In 2007 the Jaffa Cultural Heritage Project was established by Aaron A. Burke of the Cotsen Institute of Archaeology at the University of California, Los Angeles and Martin Peilstöcker of the Israel Antiquities Authority. The project’s overarching goal is to facilitate long-term research of Jaffa’s cultural heritage through the integration of research and salvage excavations, cultural and historical studies, and multidisciplinary scientific approaches to Jaffa’s history and archaeology. Central to this objective was the renewal of excavations on the mound of ancient Jaffa (Tel Yafo). As part of the initial phase of the project, the Kaplan Excavations Publication Initiative was conceived to provide an in-depth analysis of the unpublished excavations by the site’s most prolific excavator, Jacob Kaplan, who conducted excavations on behalf of the municipality of Tel Aviv-Jaffa and the Israel Department of Antiquities and Museums from 1955 to 1974. We present here the preliminary results of our synthesis of the results of the old excavations since the resumption of excavations in the same area in 2011 by the Jaffa Cultural Heritage Project.
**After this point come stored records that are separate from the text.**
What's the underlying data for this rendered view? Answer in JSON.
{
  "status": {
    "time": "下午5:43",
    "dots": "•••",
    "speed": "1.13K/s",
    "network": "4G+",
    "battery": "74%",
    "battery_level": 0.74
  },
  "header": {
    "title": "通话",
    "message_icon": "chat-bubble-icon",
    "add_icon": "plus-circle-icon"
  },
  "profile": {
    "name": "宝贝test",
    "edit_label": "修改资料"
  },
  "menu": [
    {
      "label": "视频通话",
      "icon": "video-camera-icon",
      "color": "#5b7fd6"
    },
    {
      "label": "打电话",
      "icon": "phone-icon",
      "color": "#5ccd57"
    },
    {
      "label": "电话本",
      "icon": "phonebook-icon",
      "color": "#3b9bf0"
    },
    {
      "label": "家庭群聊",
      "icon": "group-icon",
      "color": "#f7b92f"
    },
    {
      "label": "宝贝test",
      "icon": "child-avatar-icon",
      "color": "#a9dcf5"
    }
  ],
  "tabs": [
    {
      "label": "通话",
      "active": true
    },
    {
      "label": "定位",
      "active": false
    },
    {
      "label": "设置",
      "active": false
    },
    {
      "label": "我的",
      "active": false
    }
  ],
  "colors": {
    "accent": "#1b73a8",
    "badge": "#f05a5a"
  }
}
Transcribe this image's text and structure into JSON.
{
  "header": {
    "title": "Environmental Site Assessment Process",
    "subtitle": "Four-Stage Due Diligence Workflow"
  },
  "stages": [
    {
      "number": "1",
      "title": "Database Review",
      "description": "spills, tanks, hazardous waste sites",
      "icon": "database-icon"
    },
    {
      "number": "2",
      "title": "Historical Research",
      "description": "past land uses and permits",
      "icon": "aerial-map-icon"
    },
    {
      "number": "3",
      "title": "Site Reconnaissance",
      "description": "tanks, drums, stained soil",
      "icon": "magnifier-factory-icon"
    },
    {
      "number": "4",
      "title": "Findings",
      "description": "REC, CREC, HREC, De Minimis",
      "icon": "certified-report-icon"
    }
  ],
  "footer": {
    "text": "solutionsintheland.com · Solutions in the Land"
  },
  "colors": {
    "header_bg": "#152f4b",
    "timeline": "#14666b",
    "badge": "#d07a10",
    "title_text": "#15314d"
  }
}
Sunday, March 3, 2013

Researchers vow to prove human remains found in Turkey ARE those of Egyptian queen Cleopatra's murdered sister


An archaeologist who claimed to have found the bones of Cleopatra's murdered half-sister says they are pinning their hopes on new forensic techniques to conclusively identify the remains.

It was claimed that the remains of Princess Arsinöe IV, who was murdered more than 2,000 years ago on the orders of Egypt's queen Cleopatra, were the first relics of the Ptolemaic dynasty to be identified.

But rival experts have since said the evidence linking the bones to the princess is largely circumstantial, and even the researcher who found them admits they have been handled too many times to get a reliable DNA test result.

Nevertheless, Dr Hilke Thuer, from the Austrian Academy of Science, who made the discovery, remains convinced that they belonged to the Classical-era Egyptian royal.

Princess Arsinoe's purported remains were found in a tomb in Ephesus, a large and important ancient Greek city on the coast of Asia Minor, in what is now modern-day western Turkey.

She was Cleopatra's younger sister or half-sister. It is believed both were fathered by Ptolemy XII Auletes, but whether they shared a mother is unclear.

Still, however closely they were related by blood, there was no love lost between Arsinoe and her powerful sister.

Saturday, March 2, 2013

Pyramids for Rent: Egypt Mulls Desperate Measures to Save Crumbling Economy


Egypt's finance ministry has proposed renting out the country's famous pyramids to international tourism firms in an attempt to save the country's economy from collapse.

Officials believed the scheme, which would also encompass the Sphinx and the temples of Luxor, could raise nearly $200bn (£132bn; €153bn), enough to pay off Egypt's spiralling national debt.

Adel Abdel Sattar, secretary general of Egypt's Supreme Council of Antiquities, confirmed that he received the proposal from the finance ministry at the end of January during an interview with Cairo-based broadcaster ONTV.

Sattar said the proposal was originally conceived by Egyptian intellectual Abdallah Mahfouz, before being sent to the finance ministry for consideration and then forwarded on to him by officials who believed it could offer a viable solution to Egypt's economic woes.

However Sattar revealed that he has rejected the proposal out of hand, after taking legal advice. He asked the interviewer: "Is it possible that we rent our monuments? ... This is our heritage, our roots."

Sattar's sentiments were echoed by a number of cultural activists and archaeologists, who dubbed the finance ministry's plan "insulting" and "humiliating."